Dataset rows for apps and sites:
□ □ □

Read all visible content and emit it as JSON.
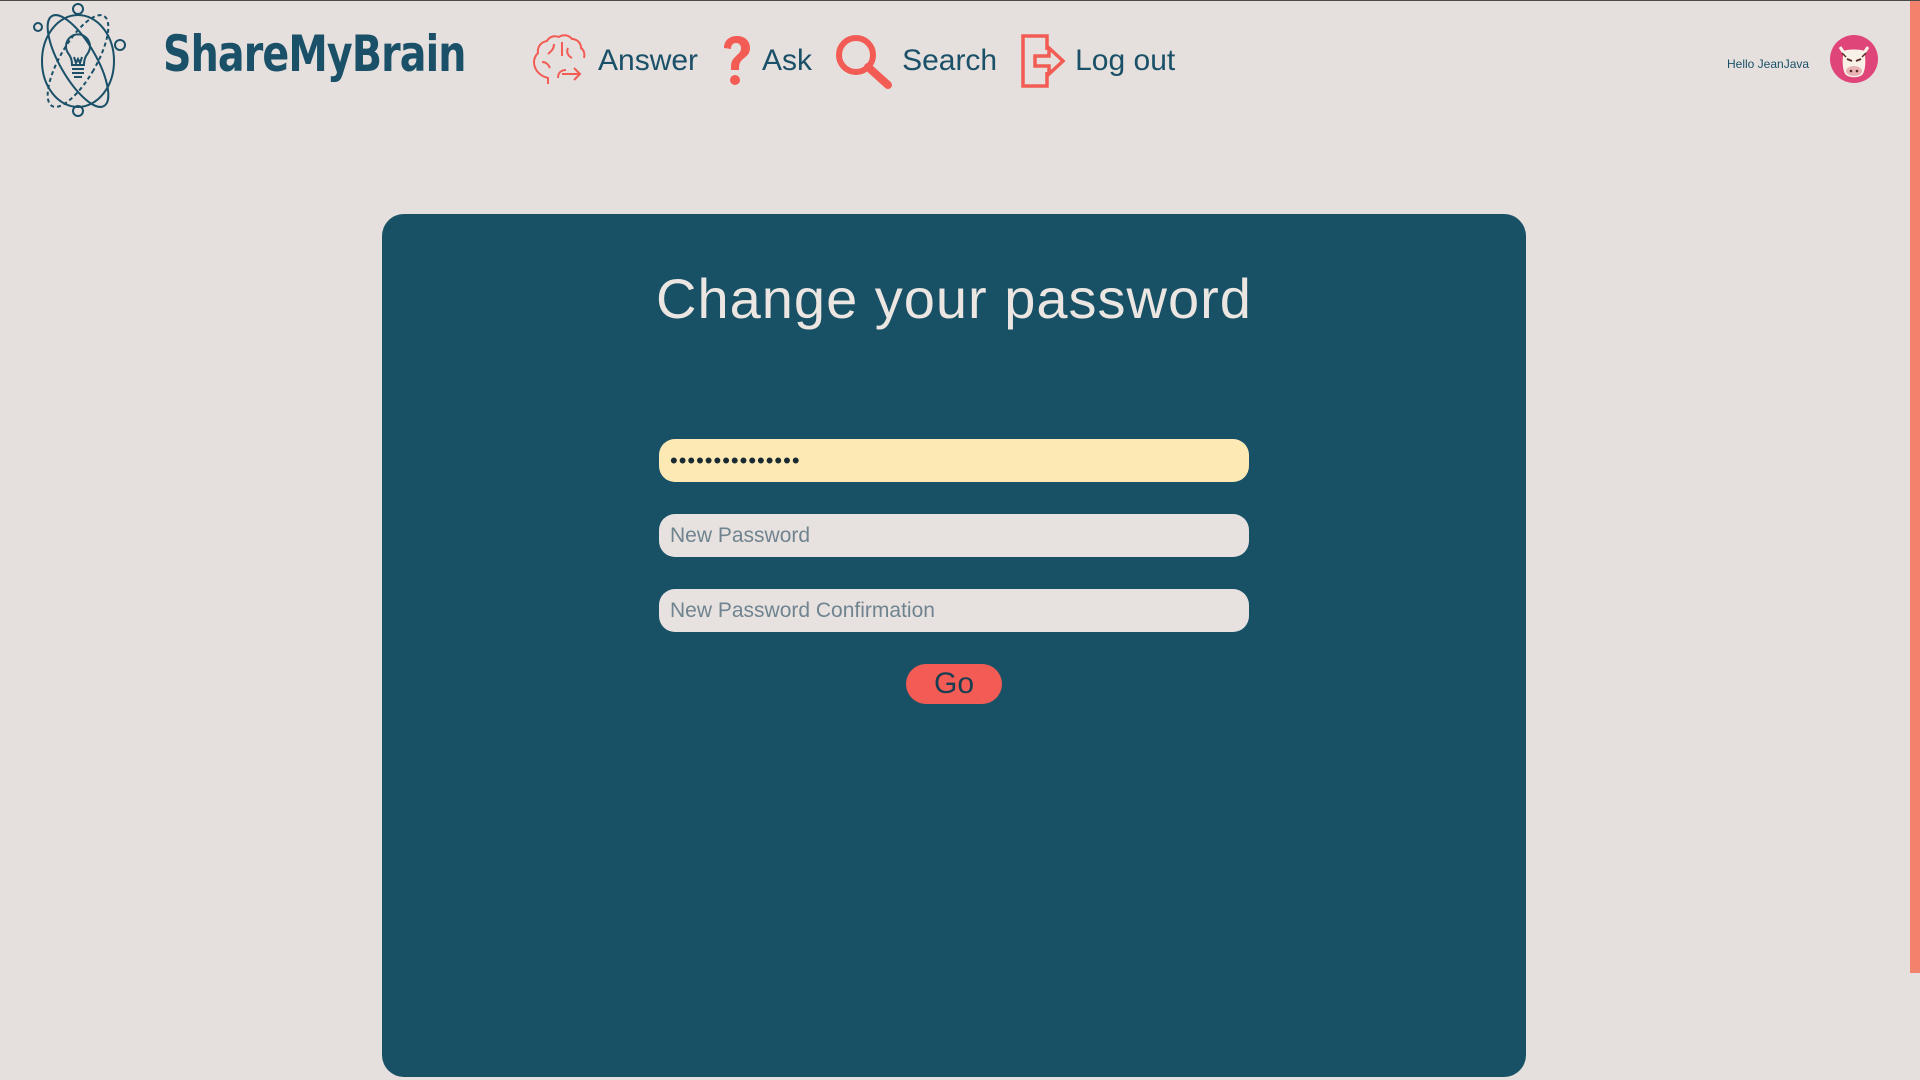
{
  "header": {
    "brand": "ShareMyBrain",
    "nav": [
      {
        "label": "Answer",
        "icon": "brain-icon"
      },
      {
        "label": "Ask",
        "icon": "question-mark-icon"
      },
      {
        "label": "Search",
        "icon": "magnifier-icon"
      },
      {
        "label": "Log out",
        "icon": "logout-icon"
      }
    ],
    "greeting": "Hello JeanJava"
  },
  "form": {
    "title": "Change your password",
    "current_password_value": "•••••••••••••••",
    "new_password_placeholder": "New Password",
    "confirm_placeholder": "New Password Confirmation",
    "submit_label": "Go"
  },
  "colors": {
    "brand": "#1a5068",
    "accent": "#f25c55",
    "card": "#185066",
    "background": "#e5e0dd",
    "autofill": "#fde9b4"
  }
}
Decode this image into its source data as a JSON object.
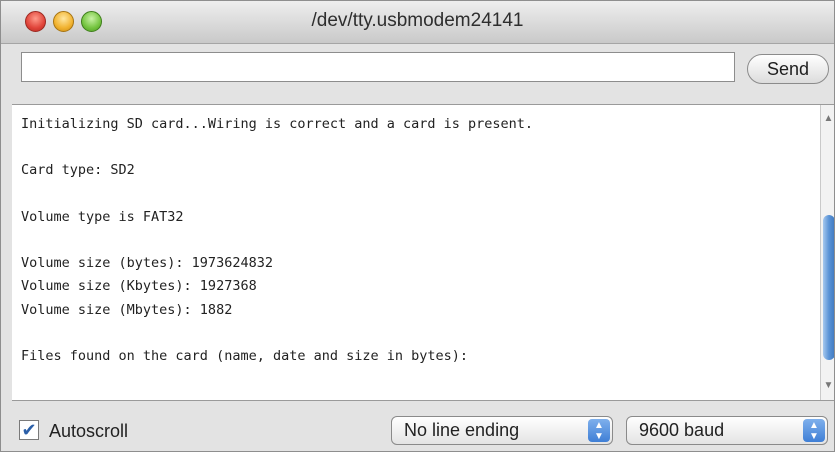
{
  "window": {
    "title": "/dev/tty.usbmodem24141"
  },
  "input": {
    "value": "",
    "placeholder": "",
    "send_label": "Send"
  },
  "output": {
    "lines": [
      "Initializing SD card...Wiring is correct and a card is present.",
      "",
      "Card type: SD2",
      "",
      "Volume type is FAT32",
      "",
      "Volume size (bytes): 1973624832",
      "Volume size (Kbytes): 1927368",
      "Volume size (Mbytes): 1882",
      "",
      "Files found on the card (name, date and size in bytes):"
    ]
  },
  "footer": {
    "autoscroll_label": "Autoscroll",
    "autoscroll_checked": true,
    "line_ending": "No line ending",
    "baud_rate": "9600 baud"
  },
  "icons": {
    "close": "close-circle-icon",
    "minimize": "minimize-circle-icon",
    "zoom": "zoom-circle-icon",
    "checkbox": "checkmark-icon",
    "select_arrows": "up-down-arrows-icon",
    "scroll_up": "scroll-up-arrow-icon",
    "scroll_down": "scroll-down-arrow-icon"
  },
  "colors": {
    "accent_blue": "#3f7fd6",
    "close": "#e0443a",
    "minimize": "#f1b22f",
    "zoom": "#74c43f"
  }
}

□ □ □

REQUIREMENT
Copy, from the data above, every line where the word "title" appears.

YOUR RESPONSE
    "title": "Change your password",
    "title": "/dev/tty.usbmodem24141"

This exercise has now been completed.